(Interface dataset entries)

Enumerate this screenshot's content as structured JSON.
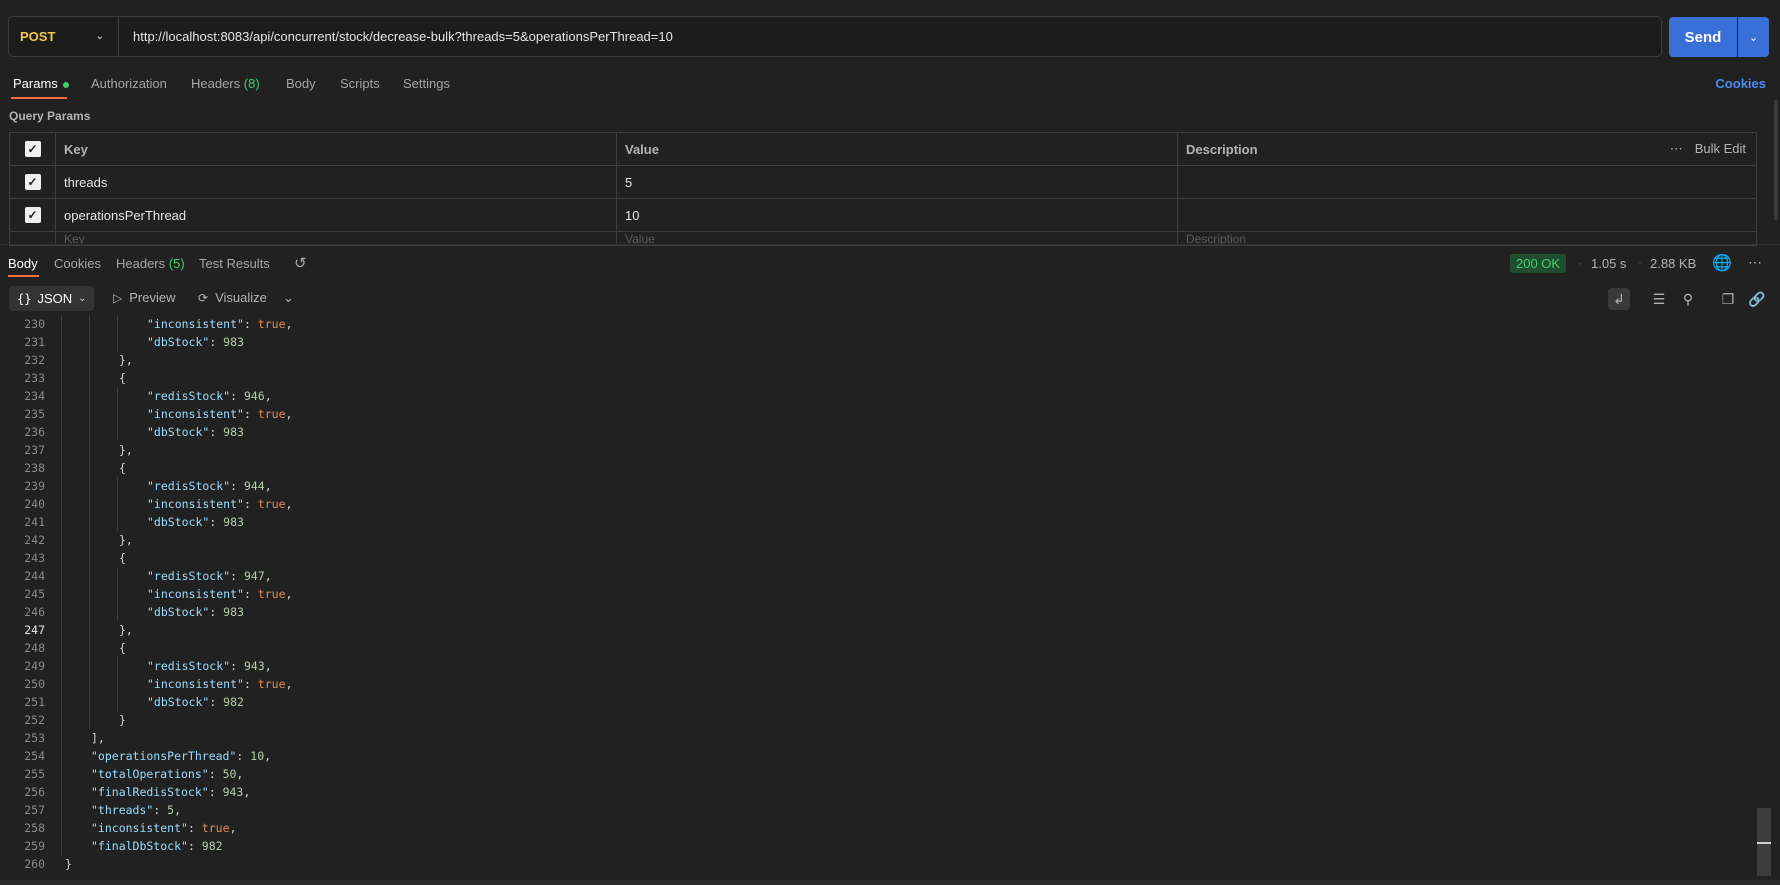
{
  "request": {
    "method": "POST",
    "url": "http://localhost:8083/api/concurrent/stock/decrease-bulk?threads=5&operationsPerThread=10",
    "send_label": "Send"
  },
  "request_tabs": {
    "params": "Params",
    "authorization": "Authorization",
    "headers": "Headers",
    "headers_count": "(8)",
    "body": "Body",
    "scripts": "Scripts",
    "settings": "Settings",
    "cookies": "Cookies"
  },
  "query_params": {
    "title": "Query Params",
    "headers": {
      "key": "Key",
      "value": "Value",
      "description": "Description",
      "bulk_edit": "Bulk Edit"
    },
    "rows": [
      {
        "key": "threads",
        "value": "5",
        "checked": true
      },
      {
        "key": "operationsPerThread",
        "value": "10",
        "checked": true
      }
    ],
    "placeholders": {
      "key": "Key",
      "value": "Value",
      "description": "Description"
    }
  },
  "response_tabs": {
    "body": "Body",
    "cookies": "Cookies",
    "headers": "Headers",
    "headers_count": "(5)",
    "test_results": "Test Results",
    "status": "200 OK",
    "time": "1.05 s",
    "size": "2.88 KB"
  },
  "response_toolbar": {
    "format": "JSON",
    "preview": "Preview",
    "visualize": "Visualize"
  },
  "colors": {
    "accent_orange": "#f26b3a",
    "send_blue": "#3b6fd8",
    "success_green": "#3ecf6e",
    "method_yellow": "#f2c94c"
  },
  "code_lines": [
    {
      "n": "230",
      "indent": 3,
      "parts": [
        [
          "k",
          "\"inconsistent\""
        ],
        [
          "p",
          ": "
        ],
        [
          "b",
          "true"
        ],
        [
          "p",
          ","
        ]
      ]
    },
    {
      "n": "231",
      "indent": 3,
      "parts": [
        [
          "k",
          "\"dbStock\""
        ],
        [
          "p",
          ": "
        ],
        [
          "n",
          "983"
        ]
      ]
    },
    {
      "n": "232",
      "indent": 2,
      "parts": [
        [
          "p",
          "},"
        ]
      ]
    },
    {
      "n": "233",
      "indent": 2,
      "parts": [
        [
          "p",
          "{"
        ]
      ]
    },
    {
      "n": "234",
      "indent": 3,
      "parts": [
        [
          "k",
          "\"redisStock\""
        ],
        [
          "p",
          ": "
        ],
        [
          "n",
          "946"
        ],
        [
          "p",
          ","
        ]
      ]
    },
    {
      "n": "235",
      "indent": 3,
      "parts": [
        [
          "k",
          "\"inconsistent\""
        ],
        [
          "p",
          ": "
        ],
        [
          "b",
          "true"
        ],
        [
          "p",
          ","
        ]
      ]
    },
    {
      "n": "236",
      "indent": 3,
      "parts": [
        [
          "k",
          "\"dbStock\""
        ],
        [
          "p",
          ": "
        ],
        [
          "n",
          "983"
        ]
      ]
    },
    {
      "n": "237",
      "indent": 2,
      "parts": [
        [
          "p",
          "},"
        ]
      ]
    },
    {
      "n": "238",
      "indent": 2,
      "parts": [
        [
          "p",
          "{"
        ]
      ]
    },
    {
      "n": "239",
      "indent": 3,
      "parts": [
        [
          "k",
          "\"redisStock\""
        ],
        [
          "p",
          ": "
        ],
        [
          "n",
          "944"
        ],
        [
          "p",
          ","
        ]
      ]
    },
    {
      "n": "240",
      "indent": 3,
      "parts": [
        [
          "k",
          "\"inconsistent\""
        ],
        [
          "p",
          ": "
        ],
        [
          "b",
          "true"
        ],
        [
          "p",
          ","
        ]
      ]
    },
    {
      "n": "241",
      "indent": 3,
      "parts": [
        [
          "k",
          "\"dbStock\""
        ],
        [
          "p",
          ": "
        ],
        [
          "n",
          "983"
        ]
      ]
    },
    {
      "n": "242",
      "indent": 2,
      "parts": [
        [
          "p",
          "},"
        ]
      ]
    },
    {
      "n": "243",
      "indent": 2,
      "parts": [
        [
          "p",
          "{"
        ]
      ]
    },
    {
      "n": "244",
      "indent": 3,
      "parts": [
        [
          "k",
          "\"redisStock\""
        ],
        [
          "p",
          ": "
        ],
        [
          "n",
          "947"
        ],
        [
          "p",
          ","
        ]
      ]
    },
    {
      "n": "245",
      "indent": 3,
      "parts": [
        [
          "k",
          "\"inconsistent\""
        ],
        [
          "p",
          ": "
        ],
        [
          "b",
          "true"
        ],
        [
          "p",
          ","
        ]
      ]
    },
    {
      "n": "246",
      "indent": 3,
      "parts": [
        [
          "k",
          "\"dbStock\""
        ],
        [
          "p",
          ": "
        ],
        [
          "n",
          "983"
        ]
      ]
    },
    {
      "n": "247",
      "indent": 2,
      "parts": [
        [
          "p",
          "},"
        ]
      ]
    },
    {
      "n": "248",
      "indent": 2,
      "parts": [
        [
          "p",
          "{"
        ]
      ]
    },
    {
      "n": "249",
      "indent": 3,
      "parts": [
        [
          "k",
          "\"redisStock\""
        ],
        [
          "p",
          ": "
        ],
        [
          "n",
          "943"
        ],
        [
          "p",
          ","
        ]
      ]
    },
    {
      "n": "250",
      "indent": 3,
      "parts": [
        [
          "k",
          "\"inconsistent\""
        ],
        [
          "p",
          ": "
        ],
        [
          "b",
          "true"
        ],
        [
          "p",
          ","
        ]
      ]
    },
    {
      "n": "251",
      "indent": 3,
      "parts": [
        [
          "k",
          "\"dbStock\""
        ],
        [
          "p",
          ": "
        ],
        [
          "n",
          "982"
        ]
      ]
    },
    {
      "n": "252",
      "indent": 2,
      "parts": [
        [
          "p",
          "}"
        ]
      ]
    },
    {
      "n": "253",
      "indent": 1,
      "parts": [
        [
          "p",
          "],"
        ]
      ]
    },
    {
      "n": "254",
      "indent": 1,
      "parts": [
        [
          "k",
          "\"operationsPerThread\""
        ],
        [
          "p",
          ": "
        ],
        [
          "n",
          "10"
        ],
        [
          "p",
          ","
        ]
      ]
    },
    {
      "n": "255",
      "indent": 1,
      "parts": [
        [
          "k",
          "\"totalOperations\""
        ],
        [
          "p",
          ": "
        ],
        [
          "n",
          "50"
        ],
        [
          "p",
          ","
        ]
      ]
    },
    {
      "n": "256",
      "indent": 1,
      "parts": [
        [
          "k",
          "\"finalRedisStock\""
        ],
        [
          "p",
          ": "
        ],
        [
          "n",
          "943"
        ],
        [
          "p",
          ","
        ]
      ]
    },
    {
      "n": "257",
      "indent": 1,
      "parts": [
        [
          "k",
          "\"threads\""
        ],
        [
          "p",
          ": "
        ],
        [
          "n",
          "5"
        ],
        [
          "p",
          ","
        ]
      ]
    },
    {
      "n": "258",
      "indent": 1,
      "parts": [
        [
          "k",
          "\"inconsistent\""
        ],
        [
          "p",
          ": "
        ],
        [
          "b",
          "true"
        ],
        [
          "p",
          ","
        ]
      ]
    },
    {
      "n": "259",
      "indent": 1,
      "parts": [
        [
          "k",
          "\"finalDbStock\""
        ],
        [
          "p",
          ": "
        ],
        [
          "n",
          "982"
        ]
      ]
    },
    {
      "n": "260",
      "indent": 0,
      "parts": [
        [
          "p",
          "}"
        ]
      ]
    }
  ],
  "current_line": "247"
}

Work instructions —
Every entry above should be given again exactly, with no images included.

Response box —
Enumerate this screenshot's content as structured JSON.
{
  "request": {
    "method": "POST",
    "url": "http://localhost:8083/api/concurrent/stock/decrease-bulk?threads=5&operationsPerThread=10",
    "send_label": "Send"
  },
  "request_tabs": {
    "params": "Params",
    "authorization": "Authorization",
    "headers": "Headers",
    "headers_count": "(8)",
    "body": "Body",
    "scripts": "Scripts",
    "settings": "Settings",
    "cookies": "Cookies"
  },
  "query_params": {
    "title": "Query Params",
    "headers": {
      "key": "Key",
      "value": "Value",
      "description": "Description",
      "bulk_edit": "Bulk Edit"
    },
    "rows": [
      {
        "key": "threads",
        "value": "5",
        "checked": true
      },
      {
        "key": "operationsPerThread",
        "value": "10",
        "checked": true
      }
    ],
    "placeholders": {
      "key": "Key",
      "value": "Value",
      "description": "Description"
    }
  },
  "response_tabs": {
    "body": "Body",
    "cookies": "Cookies",
    "headers": "Headers",
    "headers_count": "(5)",
    "test_results": "Test Results",
    "status": "200 OK",
    "time": "1.05 s",
    "size": "2.88 KB"
  },
  "response_toolbar": {
    "format": "JSON",
    "preview": "Preview",
    "visualize": "Visualize"
  },
  "colors": {
    "accent_orange": "#f26b3a",
    "send_blue": "#3b6fd8",
    "success_green": "#3ecf6e",
    "method_yellow": "#f2c94c"
  },
  "code_lines": [
    {
      "n": "230",
      "indent": 3,
      "parts": [
        [
          "k",
          "\"inconsistent\""
        ],
        [
          "p",
          ": "
        ],
        [
          "b",
          "true"
        ],
        [
          "p",
          ","
        ]
      ]
    },
    {
      "n": "231",
      "indent": 3,
      "parts": [
        [
          "k",
          "\"dbStock\""
        ],
        [
          "p",
          ": "
        ],
        [
          "n",
          "983"
        ]
      ]
    },
    {
      "n": "232",
      "indent": 2,
      "parts": [
        [
          "p",
          "},"
        ]
      ]
    },
    {
      "n": "233",
      "indent": 2,
      "parts": [
        [
          "p",
          "{"
        ]
      ]
    },
    {
      "n": "234",
      "indent": 3,
      "parts": [
        [
          "k",
          "\"redisStock\""
        ],
        [
          "p",
          ": "
        ],
        [
          "n",
          "946"
        ],
        [
          "p",
          ","
        ]
      ]
    },
    {
      "n": "235",
      "indent": 3,
      "parts": [
        [
          "k",
          "\"inconsistent\""
        ],
        [
          "p",
          ": "
        ],
        [
          "b",
          "true"
        ],
        [
          "p",
          ","
        ]
      ]
    },
    {
      "n": "236",
      "indent": 3,
      "parts": [
        [
          "k",
          "\"dbStock\""
        ],
        [
          "p",
          ": "
        ],
        [
          "n",
          "983"
        ]
      ]
    },
    {
      "n": "237",
      "indent": 2,
      "parts": [
        [
          "p",
          "},"
        ]
      ]
    },
    {
      "n": "238",
      "indent": 2,
      "parts": [
        [
          "p",
          "{"
        ]
      ]
    },
    {
      "n": "239",
      "indent": 3,
      "parts": [
        [
          "k",
          "\"redisStock\""
        ],
        [
          "p",
          ": "
        ],
        [
          "n",
          "944"
        ],
        [
          "p",
          ","
        ]
      ]
    },
    {
      "n": "240",
      "indent": 3,
      "parts": [
        [
          "k",
          "\"inconsistent\""
        ],
        [
          "p",
          ": "
        ],
        [
          "b",
          "true"
        ],
        [
          "p",
          ","
        ]
      ]
    },
    {
      "n": "241",
      "indent": 3,
      "parts": [
        [
          "k",
          "\"dbStock\""
        ],
        [
          "p",
          ": "
        ],
        [
          "n",
          "983"
        ]
      ]
    },
    {
      "n": "242",
      "indent": 2,
      "parts": [
        [
          "p",
          "},"
        ]
      ]
    },
    {
      "n": "243",
      "indent": 2,
      "parts": [
        [
          "p",
          "{"
        ]
      ]
    },
    {
      "n": "244",
      "indent": 3,
      "parts": [
        [
          "k",
          "\"redisStock\""
        ],
        [
          "p",
          ": "
        ],
        [
          "n",
          "947"
        ],
        [
          "p",
          ","
        ]
      ]
    },
    {
      "n": "245",
      "indent": 3,
      "parts": [
        [
          "k",
          "\"inconsistent\""
        ],
        [
          "p",
          ": "
        ],
        [
          "b",
          "true"
        ],
        [
          "p",
          ","
        ]
      ]
    },
    {
      "n": "246",
      "indent": 3,
      "parts": [
        [
          "k",
          "\"dbStock\""
        ],
        [
          "p",
          ": "
        ],
        [
          "n",
          "983"
        ]
      ]
    },
    {
      "n": "247",
      "indent": 2,
      "parts": [
        [
          "p",
          "},"
        ]
      ]
    },
    {
      "n": "248",
      "indent": 2,
      "parts": [
        [
          "p",
          "{"
        ]
      ]
    },
    {
      "n": "249",
      "indent": 3,
      "parts": [
        [
          "k",
          "\"redisStock\""
        ],
        [
          "p",
          ": "
        ],
        [
          "n",
          "943"
        ],
        [
          "p",
          ","
        ]
      ]
    },
    {
      "n": "250",
      "indent": 3,
      "parts": [
        [
          "k",
          "\"inconsistent\""
        ],
        [
          "p",
          ": "
        ],
        [
          "b",
          "true"
        ],
        [
          "p",
          ","
        ]
      ]
    },
    {
      "n": "251",
      "indent": 3,
      "parts": [
        [
          "k",
          "\"dbStock\""
        ],
        [
          "p",
          ": "
        ],
        [
          "n",
          "982"
        ]
      ]
    },
    {
      "n": "252",
      "indent": 2,
      "parts": [
        [
          "p",
          "}"
        ]
      ]
    },
    {
      "n": "253",
      "indent": 1,
      "parts": [
        [
          "p",
          "],"
        ]
      ]
    },
    {
      "n": "254",
      "indent": 1,
      "parts": [
        [
          "k",
          "\"operationsPerThread\""
        ],
        [
          "p",
          ": "
        ],
        [
          "n",
          "10"
        ],
        [
          "p",
          ","
        ]
      ]
    },
    {
      "n": "255",
      "indent": 1,
      "parts": [
        [
          "k",
          "\"totalOperations\""
        ],
        [
          "p",
          ": "
        ],
        [
          "n",
          "50"
        ],
        [
          "p",
          ","
        ]
      ]
    },
    {
      "n": "256",
      "indent": 1,
      "parts": [
        [
          "k",
          "\"finalRedisStock\""
        ],
        [
          "p",
          ": "
        ],
        [
          "n",
          "943"
        ],
        [
          "p",
          ","
        ]
      ]
    },
    {
      "n": "257",
      "indent": 1,
      "parts": [
        [
          "k",
          "\"threads\""
        ],
        [
          "p",
          ": "
        ],
        [
          "n",
          "5"
        ],
        [
          "p",
          ","
        ]
      ]
    },
    {
      "n": "258",
      "indent": 1,
      "parts": [
        [
          "k",
          "\"inconsistent\""
        ],
        [
          "p",
          ": "
        ],
        [
          "b",
          "true"
        ],
        [
          "p",
          ","
        ]
      ]
    },
    {
      "n": "259",
      "indent": 1,
      "parts": [
        [
          "k",
          "\"finalDbStock\""
        ],
        [
          "p",
          ": "
        ],
        [
          "n",
          "982"
        ]
      ]
    },
    {
      "n": "260",
      "indent": 0,
      "parts": [
        [
          "p",
          "}"
        ]
      ]
    }
  ],
  "current_line": "247"
}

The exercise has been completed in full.